2- About revolutions' believes, there's these sentences:"We have already repeated, and shall again repeat, that the errors of a doctrine
do not hinder its propagation, so that all we have to consider here is its influence upon men’s minds."
3- Since I was a child, I read many books, about the French Revolution. And this is the best book that I ever read, about the French Revolution. This book has these sentences about The French Revolution: "The mystic spirit of the leaders of the Revolution was betrayed in the least details of their public life. Robespierre, convinced that he was supported by the Almighty, assured his hearers in a speech that the Supreme Being had “decreed
the Republic since the beginning of time.” In his quality of High Pontiff of a State religion he made the Convention vote a decree declaring that “the French People recognises the existence of the Supreme Being and the immortality of the soul.” At the festival of this Supreme Being, seated on a kind of throne, he preached a lengthy sermon."
4- The author tells that revolutions came from a rotten state in this sentences: It has been very justly said that governments are not overthrown, but that they commit suicide.Read more ›
Most Recent Customer Reviews
A difficult but worthy read.
Le Bon's writings seem to pull apart the social structures of what he is writing about and lay them bare for easy viewing. Read more

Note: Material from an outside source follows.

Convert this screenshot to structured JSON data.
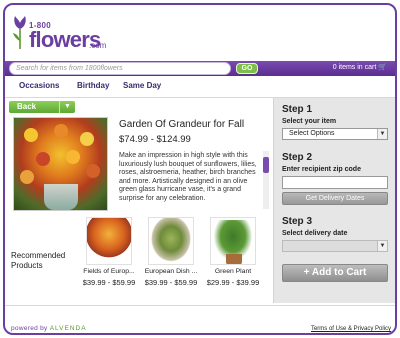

Excellent, this is how psychology should be writtenPublished 11 months ago by Christoffer Skuthälla